Otto Porter and Gary Payton II are gone and their minutes will go to a young core — Jordan Poole, Moses Moody, Jonathan Kuminga, James Wiseman — who are going to be asked to carry a larger load. Particularly during the regular season.

Dalton Johnson of NBC Sports Bay Area joins Kurt Helin of NBC Sports to break down this coming Warriors season, what to expect, and if the young core can get the older vets to the playoffs rested and ready to defend their title. There’s also talk of what comes next in Golden State, as some hard contract choices are coming in the next few years.

You can always watch the video of some of the podcast above, or listen to the entire podcast below, listen and subscribe via iTunes at ApplePodcasts.com/PBTonNBC, subscribe via the fantastic Stitcher app, check us out on Google Play, or anywhere else you get your podcasts.

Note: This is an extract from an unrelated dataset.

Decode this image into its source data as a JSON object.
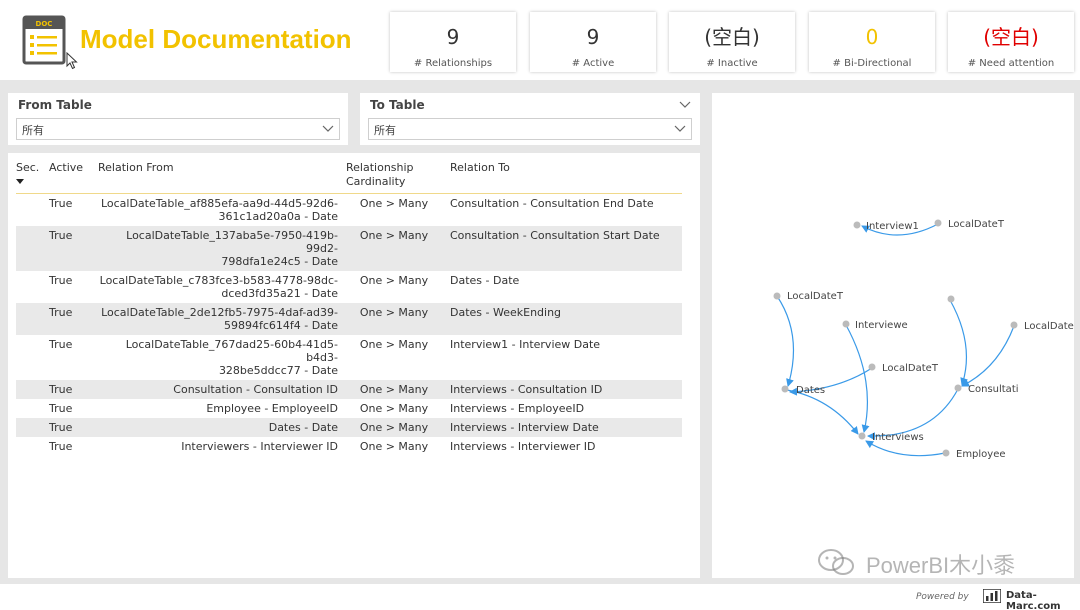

We want your questions for future podcasts, and your comments, so please feel free to email us at PBTpodcast@gmail.com.